Obesity remains a major threat to people’s health in Blackpool despite measures to encourage healthier lifestyles.
Around three quarters of adults, a quarter of four to five-year-olds and more than a third of 10 to 11-year-olds in the resort are overweight, according the the latest report to the Blackpool Health and Wellbeing Board, which is due to meet on Wednesday.
Over the past year, significant progress has been made on implementing the healthier weight strategy
In his report to the board, director of public health Dr Arif Rajpura warns the underlying reasons are “extremely complex”.
The figures are similar to those reported at the start of 2016.
Measures already introduced to tackle obesity include introducing healthier snacks into vending machines in all council-owned buildings and encouraging children to walk to school.

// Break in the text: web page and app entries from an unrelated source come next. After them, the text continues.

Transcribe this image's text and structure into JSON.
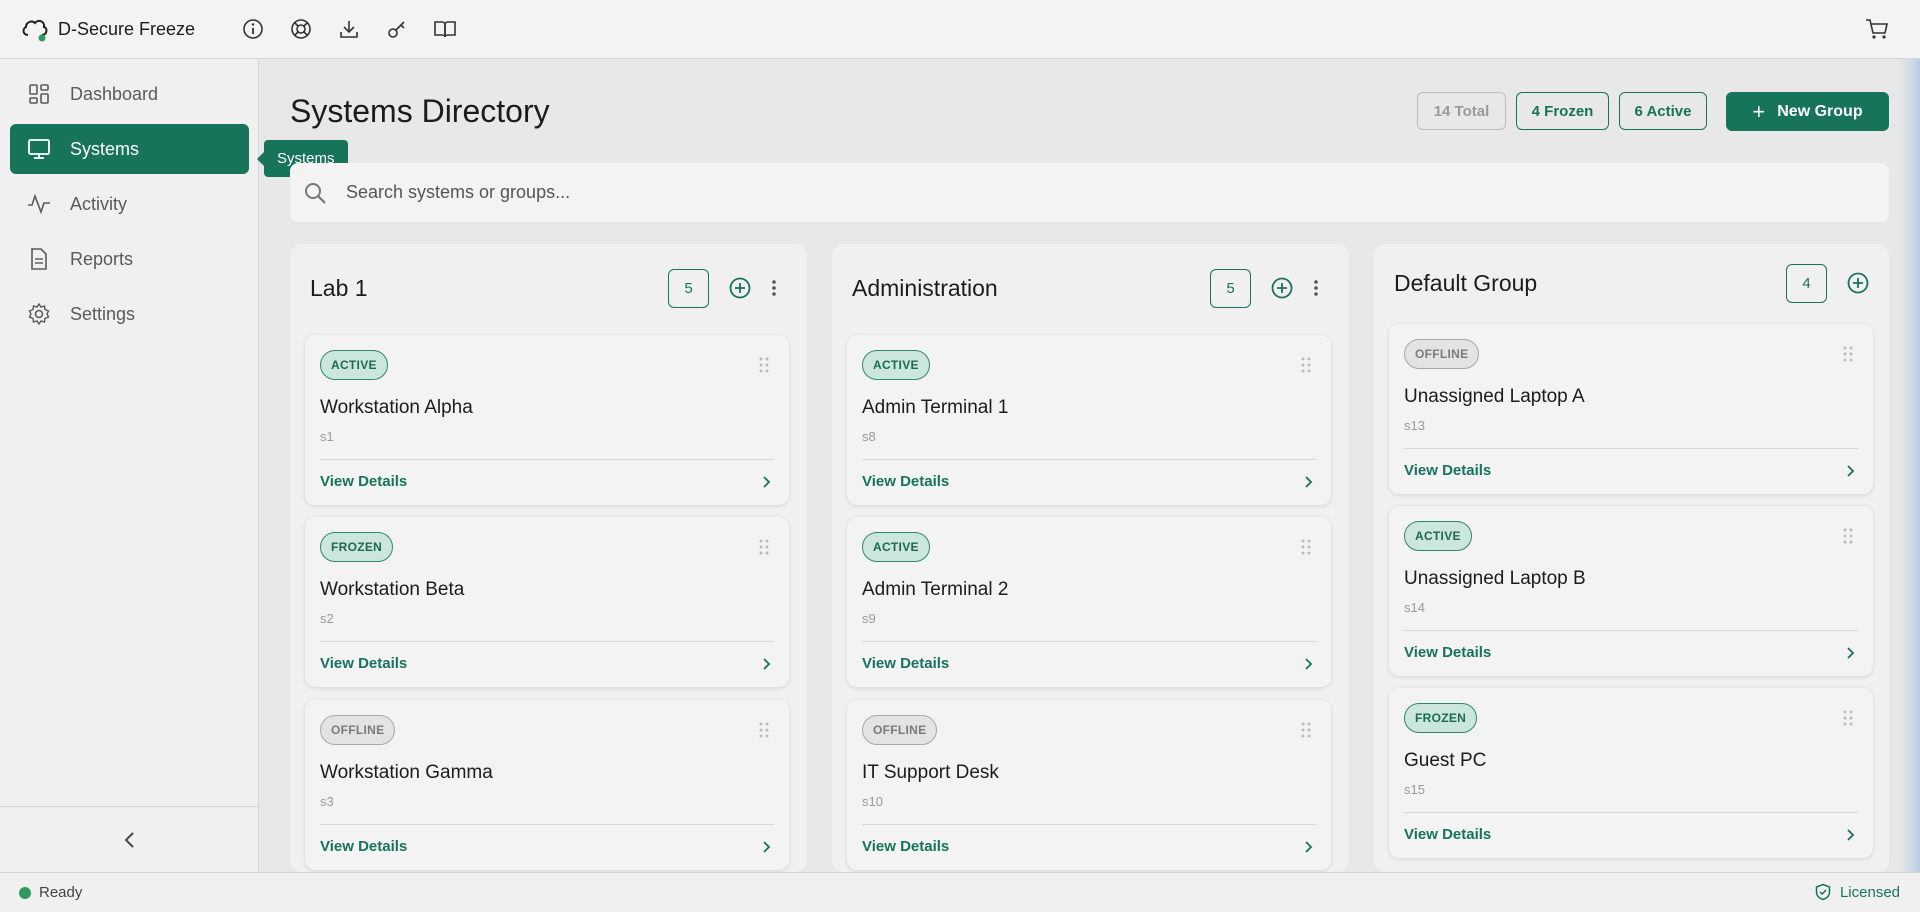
{
  "app": {
    "title": "D-Secure Freeze"
  },
  "toolbar": {
    "icons": [
      "info-icon",
      "support-icon",
      "download-icon",
      "key-icon",
      "book-icon",
      "cart-icon"
    ]
  },
  "sidebar": {
    "items": [
      {
        "label": "Dashboard",
        "icon": "dashboard-icon",
        "active": false
      },
      {
        "label": "Systems",
        "icon": "monitor-icon",
        "active": true
      },
      {
        "label": "Activity",
        "icon": "activity-icon",
        "active": false
      },
      {
        "label": "Reports",
        "icon": "document-icon",
        "active": false
      },
      {
        "label": "Settings",
        "icon": "gear-icon",
        "active": false
      }
    ],
    "tooltip": "Systems"
  },
  "main": {
    "title": "Systems Directory",
    "stats": {
      "total": "14 Total",
      "frozen": "4 Frozen",
      "active": "6 Active"
    },
    "new_group_label": "New Group",
    "search_placeholder": "Search systems or groups..."
  },
  "groups": [
    {
      "name": "Lab 1",
      "count": "5",
      "systems": [
        {
          "status": "ACTIVE",
          "name": "Workstation Alpha",
          "id": "s1",
          "link": "View Details"
        },
        {
          "status": "FROZEN",
          "name": "Workstation Beta",
          "id": "s2",
          "link": "View Details"
        },
        {
          "status": "OFFLINE",
          "name": "Workstation Gamma",
          "id": "s3",
          "link": "View Details"
        }
      ]
    },
    {
      "name": "Administration",
      "count": "5",
      "systems": [
        {
          "status": "ACTIVE",
          "name": "Admin Terminal 1",
          "id": "s8",
          "link": "View Details"
        },
        {
          "status": "ACTIVE",
          "name": "Admin Terminal 2",
          "id": "s9",
          "link": "View Details"
        },
        {
          "status": "OFFLINE",
          "name": "IT Support Desk",
          "id": "s10",
          "link": "View Details"
        }
      ]
    },
    {
      "name": "Default Group",
      "count": "4",
      "systems": [
        {
          "status": "OFFLINE",
          "name": "Unassigned Laptop A",
          "id": "s13",
          "link": "View Details"
        },
        {
          "status": "ACTIVE",
          "name": "Unassigned Laptop B",
          "id": "s14",
          "link": "View Details"
        },
        {
          "status": "FROZEN",
          "name": "Guest PC",
          "id": "s15",
          "link": "View Details"
        }
      ]
    }
  ],
  "statusbar": {
    "status": "Ready",
    "license": "Licensed"
  },
  "colors": {
    "accent": "#17735a",
    "active_badge": "#cbe6da",
    "offline_badge": "#e3e3e3",
    "ready_dot": "#2e9a5f"
  }
}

The council has also signed up to a healthier weight strategy.
Dr Rajpura adds: “Overweight and obesity remain a very significant health concern for the local population, affecting 25.7 per cent of four to five-year-olds years olds, 38 per cent of 10to 11-year-olds and 74.5 per cent of adults in the town.

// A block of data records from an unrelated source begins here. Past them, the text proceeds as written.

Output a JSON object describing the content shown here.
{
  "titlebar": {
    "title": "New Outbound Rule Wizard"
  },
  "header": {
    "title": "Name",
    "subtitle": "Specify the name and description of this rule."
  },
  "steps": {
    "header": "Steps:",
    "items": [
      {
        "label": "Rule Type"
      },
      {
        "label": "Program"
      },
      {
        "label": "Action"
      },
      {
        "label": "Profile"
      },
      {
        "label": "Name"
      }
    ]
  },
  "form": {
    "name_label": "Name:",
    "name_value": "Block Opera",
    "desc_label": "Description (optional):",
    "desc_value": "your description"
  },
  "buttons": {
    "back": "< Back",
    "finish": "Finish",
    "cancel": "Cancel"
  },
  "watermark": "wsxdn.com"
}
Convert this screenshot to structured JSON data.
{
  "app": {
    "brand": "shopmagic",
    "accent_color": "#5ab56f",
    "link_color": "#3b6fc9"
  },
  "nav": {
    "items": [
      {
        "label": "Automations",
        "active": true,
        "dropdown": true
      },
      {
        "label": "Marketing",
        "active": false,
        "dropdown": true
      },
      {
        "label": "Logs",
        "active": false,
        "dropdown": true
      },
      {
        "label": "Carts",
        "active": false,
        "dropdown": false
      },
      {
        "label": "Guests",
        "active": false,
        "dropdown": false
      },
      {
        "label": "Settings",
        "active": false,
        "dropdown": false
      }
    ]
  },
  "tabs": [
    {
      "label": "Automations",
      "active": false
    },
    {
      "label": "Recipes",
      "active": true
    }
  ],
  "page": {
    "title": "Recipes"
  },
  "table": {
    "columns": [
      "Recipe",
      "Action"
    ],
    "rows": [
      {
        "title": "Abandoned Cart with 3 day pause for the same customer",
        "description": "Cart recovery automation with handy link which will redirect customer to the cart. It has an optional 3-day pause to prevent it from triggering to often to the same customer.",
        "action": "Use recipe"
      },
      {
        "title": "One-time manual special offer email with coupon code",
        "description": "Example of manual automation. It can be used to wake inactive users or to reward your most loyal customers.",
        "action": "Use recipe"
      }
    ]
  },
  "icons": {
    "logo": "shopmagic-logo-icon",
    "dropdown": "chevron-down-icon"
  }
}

“The underlying drivers of overweight and obesity rates are extremely complex and comprise a wide range of interacting factors including individual knowledge and skills, social and cultural norms, and environmental and economic factors.
“Over the past year, significant progress has been made on implementing the healthier weight strategy. In particular the adoption of a local authority declaration on healthier weight has demonstrated Blackpool Council’s commitment to supporting people.”

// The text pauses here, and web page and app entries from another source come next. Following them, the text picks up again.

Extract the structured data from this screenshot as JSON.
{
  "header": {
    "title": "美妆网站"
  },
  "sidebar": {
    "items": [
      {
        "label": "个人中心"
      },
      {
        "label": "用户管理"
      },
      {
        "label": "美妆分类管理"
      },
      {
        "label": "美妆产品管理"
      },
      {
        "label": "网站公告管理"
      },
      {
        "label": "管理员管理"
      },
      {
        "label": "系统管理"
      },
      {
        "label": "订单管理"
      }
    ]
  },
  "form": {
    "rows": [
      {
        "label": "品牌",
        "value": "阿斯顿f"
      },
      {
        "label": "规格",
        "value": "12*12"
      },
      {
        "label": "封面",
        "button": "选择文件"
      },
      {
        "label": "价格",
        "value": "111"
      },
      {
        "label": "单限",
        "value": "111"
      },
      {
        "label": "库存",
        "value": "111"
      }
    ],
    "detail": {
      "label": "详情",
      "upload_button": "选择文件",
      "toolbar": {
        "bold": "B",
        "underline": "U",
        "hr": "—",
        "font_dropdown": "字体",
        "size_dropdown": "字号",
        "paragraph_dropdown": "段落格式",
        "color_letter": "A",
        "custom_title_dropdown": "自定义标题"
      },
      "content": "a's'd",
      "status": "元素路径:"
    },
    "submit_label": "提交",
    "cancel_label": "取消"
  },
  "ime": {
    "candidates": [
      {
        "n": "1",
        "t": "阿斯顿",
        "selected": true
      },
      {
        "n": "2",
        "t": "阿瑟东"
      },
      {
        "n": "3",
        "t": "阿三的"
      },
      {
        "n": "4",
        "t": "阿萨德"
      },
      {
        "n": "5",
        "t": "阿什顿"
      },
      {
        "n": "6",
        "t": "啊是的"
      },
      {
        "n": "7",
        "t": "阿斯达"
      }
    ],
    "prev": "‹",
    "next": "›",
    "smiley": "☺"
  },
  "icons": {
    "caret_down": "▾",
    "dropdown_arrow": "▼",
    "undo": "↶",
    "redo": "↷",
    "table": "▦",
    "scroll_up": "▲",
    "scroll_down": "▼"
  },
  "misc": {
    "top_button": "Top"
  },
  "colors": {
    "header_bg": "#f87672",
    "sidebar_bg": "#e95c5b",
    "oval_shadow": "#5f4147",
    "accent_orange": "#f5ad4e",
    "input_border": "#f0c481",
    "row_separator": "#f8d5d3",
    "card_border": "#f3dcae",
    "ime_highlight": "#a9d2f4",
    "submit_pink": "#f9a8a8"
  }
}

Health chiefs are also set to implement some of the recommendations within the government’s National Child Obesity Strategy.
This contains 14 areas for action including cutting sugar content by 20 per cent in products which make the biggest contribution to children’s sugar intake, a soft drinks industry levy, helping all children enjoy an hour’s physical activity every day and making school food healthier.